In 2015, healthcare costs exceeded the rate of growth in the rest of the economy for the first tie in several years, in large part because of charges by specialty pharmacies. Despite that, there have not been the same double-digit increases in premium rates among employer-based plans that had been seen in recent years, Schwimmer said. Rather, employers are shifting more of the overall costs their employees.
But perhaps more important than complying with new regulations is a genuine concern on the part of employers about their workers’ health status, said Fronstin. “They want them to come to work healthy and to be productive, and they may have their doubts about the public exchanges’ ability to give the kind of care that they think their employees need to get.”
One problem with the public exchanges is that many of them have very narrow provider networks, he said. If there’s only one oncologist or psychiatrist in the network, it’s tough to get treatment. They’re not completely convinced that the public exchanges are a good substitute for what they are offering, as well as a concern that any scale back in benefits could result in a $2,000 penalty.
The big thing on the horizon is implementation of the Cadillac tax,” said Gary Claxton, vice president and director of the Health Care Marketplace Project and co-director of the Program for the Study of Health Reform and Private Insurance at the Kaiser Family Foundation. “Some employers are worried their plans would be too generous and they’re taking action to reduce the generosity, through higher cost-sharing, primarily."
Overall, the climate hasn’t been one of really high cost pressures for employers, Claxton said. More firms are offering wellness programs, but there’s not a lot of information on how those are impacting costs. Some companies are also narrowing their networks — negotiating harder with fewer providers to bring down costs. But that is not a majority.
And in a further sign that employer coverage is not on the demise, 20 of the nation’s largest employers formed an alliance this month to revamp the way health benefits are purchased and improve patient outcomes. The companies, which include Caterpillar, Coca-Cola and International Paper, collectively spend more than $14 billion annually on health benefits for four million employees, dependents and retirees.
The nonprofit Health Transformation Alliance will focus on four areas of reform:
- Increasing marketplace efficiencies;
- Improving data analysis;
- Educating employees about company benefits; and
- Getting rid of costly and inefficient procurement and contracting practices that drive up costs without improving results.
“The American healthcare delivery system is a patchwork of complicate, expensive and wasteful systems, Marc Reed, chief administrative officer of Verizon, said in a statement. “We’ve done what we can as individual companies. … We need to stop applying bandages to the system and address what’s fundamentally wrong.”

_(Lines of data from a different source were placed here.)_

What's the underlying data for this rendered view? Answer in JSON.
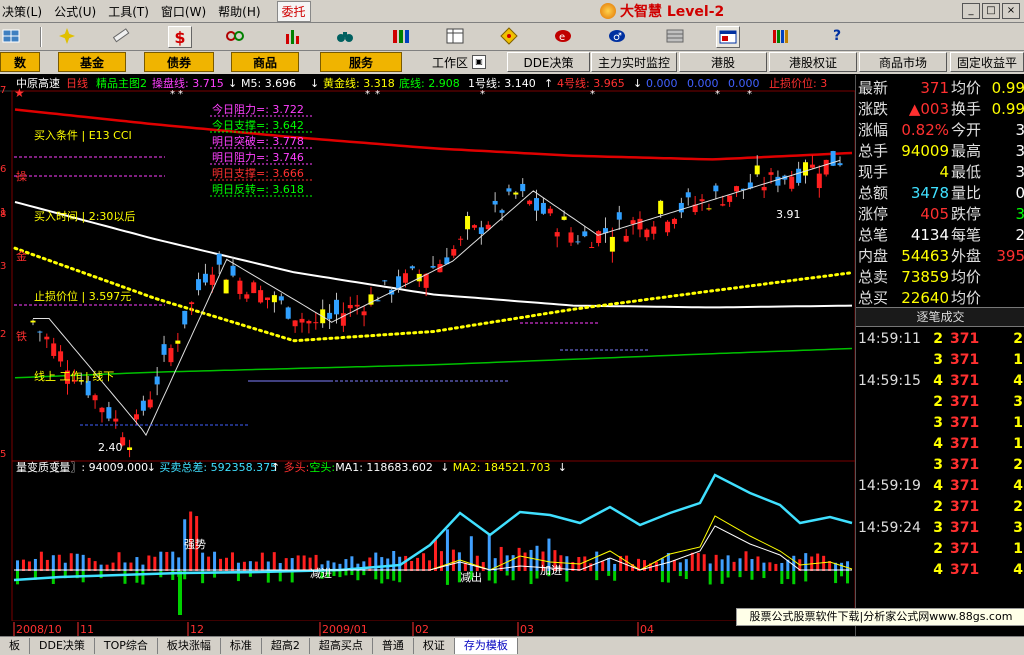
{
  "menu": {
    "items": [
      "决策(L)",
      "公式(U)",
      "工具(T)",
      "窗口(W)",
      "帮助(H)"
    ],
    "entrust": "委托",
    "brand": "大智慧 Level-2",
    "window_buttons": [
      "_",
      "□",
      "×"
    ]
  },
  "toolbar": {
    "icons": [
      "grid-icon",
      "crosshair-icon",
      "ruler-icon",
      "dollar-icon",
      "chain-icon",
      "bar-chart-icon",
      "binoculars-icon",
      "color-bars-icon",
      "table-icon",
      "diamond-icon",
      "globe-icon",
      "scale-icon",
      "grid2-icon",
      "window-icon",
      "books-icon",
      "help-icon"
    ]
  },
  "quick_buttons": {
    "left": [
      "数",
      "基金",
      "债券",
      "商品",
      "服务"
    ],
    "workarea": "工作区",
    "right": [
      "DDE决策",
      "主力实时监控",
      "港股",
      "港股权证",
      "商品市场",
      "固定收益平"
    ]
  },
  "chart": {
    "header": {
      "stock": "中原高速",
      "period": "日线",
      "template": "精品主图2",
      "items": [
        {
          "text": "操盘线: 3.715",
          "color": "#ff40ff"
        },
        {
          "text": "↓",
          "color": "#ffffff"
        },
        {
          "text": "M5: 3.696",
          "color": "#ffffff"
        },
        {
          "text": "↓",
          "color": "#ffffff"
        },
        {
          "text": "黄金线: 3.318",
          "color": "#ffff00"
        },
        {
          "text": "底线: 2.908",
          "color": "#00ff00"
        },
        {
          "text": "1号线: 3.140",
          "color": "#ffffff"
        },
        {
          "text": "↑",
          "color": "#ffffff"
        },
        {
          "text": "4号线: 3.965",
          "color": "#ff3030"
        },
        {
          "text": "↓",
          "color": "#ffffff"
        },
        {
          "text": "0.000",
          "color": "#4060ff"
        },
        {
          "text": "0.000",
          "color": "#4060ff"
        },
        {
          "text": "0.000",
          "color": "#4060ff"
        },
        {
          "text": "止损价位: 3",
          "color": "#ff3030"
        }
      ]
    },
    "left_labels": {
      "a": "买入条件 | E13 CCI",
      "b": "买入时间 | 2:30以后",
      "c": "止损价位 | 3.597元",
      "d": "线上 工作 | 线下",
      "cao": "操",
      "jin": "金",
      "tie": "铁"
    },
    "axis_marks": [
      "7",
      "6",
      "1",
      "8",
      "3",
      "2",
      "5"
    ],
    "levels": [
      {
        "label": "今日阻力=: 3.722",
        "color": "#ff40ff"
      },
      {
        "label": "今日支撑=: 3.642",
        "color": "#00ff00"
      },
      {
        "label": "明日突破=: 3.778",
        "color": "#ff40ff"
      },
      {
        "label": "明日阻力=: 3.746",
        "color": "#ff40ff"
      },
      {
        "label": "明日支撑=: 3.666",
        "color": "#ff3030"
      },
      {
        "label": "明日反转=: 3.618",
        "color": "#00ff00"
      }
    ],
    "annotations": {
      "high": "3.91",
      "low": "2.40"
    },
    "volume_header": [
      {
        "text": "量变质变",
        "color": "#ffffff"
      },
      {
        "text": "〖量〗: 94009.000",
        "color": "#ffffff"
      },
      {
        "text": "↓",
        "color": "#ffffff"
      },
      {
        "text": "买卖总差: 592358.375",
        "color": "#40e0ff"
      },
      {
        "text": "↑",
        "color": "#ffffff"
      },
      {
        "text": "多头:",
        "color": "#ff3030"
      },
      {
        "text": "空头:",
        "color": "#00ff00"
      },
      {
        "text": "MA1: 118683.602",
        "color": "#ffffff"
      },
      {
        "text": "↓",
        "color": "#ffffff"
      },
      {
        "text": "MA2: 184521.703",
        "color": "#ffff00"
      },
      {
        "text": "↓",
        "color": "#ffffff"
      }
    ],
    "volume_labels": {
      "strong": "强势",
      "in": "减进",
      "out": "减出",
      "ping": "加进"
    },
    "dates": [
      "2008/10",
      "11",
      "12",
      "2009/01",
      "02",
      "03",
      "04"
    ]
  },
  "quote": {
    "rows": [
      {
        "l1": "最新",
        "v1": "371",
        "c1": "#ff3030",
        "l2": "均价",
        "v2": "0.99",
        "c2": "#ffff00"
      },
      {
        "l1": "涨跌",
        "v1": "▲003",
        "c1": "#ff3030",
        "l2": "换手",
        "v2": "0.99",
        "c2": "#ffff00"
      },
      {
        "l1": "涨幅",
        "v1": "0.82%",
        "c1": "#ff3030",
        "l2": "今开",
        "v2": "3",
        "c2": "#ffffff"
      },
      {
        "l1": "总手",
        "v1": "94009",
        "c1": "#ffff00",
        "l2": "最高",
        "v2": "3",
        "c2": "#ffffff"
      },
      {
        "l1": "现手",
        "v1": "4",
        "c1": "#ffff00",
        "l2": "最低",
        "v2": "3",
        "c2": "#ffffff"
      },
      {
        "l1": "总额",
        "v1": "3478",
        "c1": "#40e0ff",
        "l2": "量比",
        "v2": "0",
        "c2": "#ffffff"
      },
      {
        "l1": "涨停",
        "v1": "405",
        "c1": "#ff3030",
        "l2": "跌停",
        "v2": "3",
        "c2": "#00ff00"
      },
      {
        "l1": "总笔",
        "v1": "4134",
        "c1": "#ffffff",
        "l2": "每笔",
        "v2": "2",
        "c2": "#ffffff"
      },
      {
        "l1": "内盘",
        "v1": "54463",
        "c1": "#ffff00",
        "l2": "外盘",
        "v2": "395",
        "c2": "#ff3030"
      },
      {
        "l1": "总卖",
        "v1": "73859",
        "c1": "#ffff00",
        "l2": "均价",
        "v2": "",
        "c2": "#ffffff"
      },
      {
        "l1": "总买",
        "v1": "22640",
        "c1": "#ffff00",
        "l2": "均价",
        "v2": "",
        "c2": "#ffffff"
      }
    ],
    "trade_title": "逐笔成交",
    "trades": [
      {
        "t": "14:59:11",
        "v": "2",
        "p": "371",
        "v2": "2"
      },
      {
        "t": "",
        "v": "3",
        "p": "371",
        "v2": "1"
      },
      {
        "t": "14:59:15",
        "v": "4",
        "p": "371",
        "v2": "4"
      },
      {
        "t": "",
        "v": "2",
        "p": "371",
        "v2": "3"
      },
      {
        "t": "",
        "v": "3",
        "p": "371",
        "v2": "1"
      },
      {
        "t": "",
        "v": "4",
        "p": "371",
        "v2": "1"
      },
      {
        "t": "",
        "v": "3",
        "p": "371",
        "v2": "2"
      },
      {
        "t": "14:59:19",
        "v": "4",
        "p": "371",
        "v2": "4"
      },
      {
        "t": "",
        "v": "2",
        "p": "371",
        "v2": "2"
      },
      {
        "t": "14:59:24",
        "v": "3",
        "p": "371",
        "v2": "3"
      },
      {
        "t": "",
        "v": "2",
        "p": "371",
        "v2": "1"
      },
      {
        "t": "",
        "v": "4",
        "p": "371",
        "v2": "4"
      }
    ]
  },
  "promo": "股票公式股票软件下载|分析家公式网www.88gs.com",
  "status_tabs": [
    "板",
    "DDE决策",
    "TOP综合",
    "板块涨幅",
    "标准",
    "超高2",
    "超高买点",
    "普通",
    "权证",
    "存为模板"
  ],
  "chart_data": {
    "type": "line",
    "title": "中原高速 日线",
    "x": [
      "2008/10",
      "11",
      "12",
      "2009/01",
      "02",
      "03",
      "04"
    ],
    "series": [
      {
        "name": "4号线",
        "values": [
          4.2,
          4.12,
          4.05,
          3.99,
          3.95,
          3.93,
          3.965
        ]
      },
      {
        "name": "1号线",
        "values": [
          3.7,
          3.5,
          3.32,
          3.2,
          3.14,
          3.13,
          3.14
        ]
      },
      {
        "name": "黄金线",
        "values": [
          3.45,
          3.18,
          2.95,
          3.0,
          3.12,
          3.22,
          3.318
        ]
      },
      {
        "name": "底线",
        "values": [
          2.75,
          2.78,
          2.8,
          2.82,
          2.85,
          2.88,
          2.908
        ]
      }
    ],
    "ylim": [
      2.3,
      4.3
    ]
  }
}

Fronstin sees the alliance as a positive sign for the market. Notwithstanding some wild card that changes the current healthcare reimbursement landscape, employers are fully invested in providing benefits for their employees, he said.
“These jumbo employers are teaming up because they feel they’ve cost shifted to employees too much and they’re committed to continuing offering benefits, he said. “Right now, they’re in it and they see benefits for staying in.”
As for small firms, Fronstin believes many will continue to offer benefits, particularly if they compete with larger firms for workers with specific skill sets.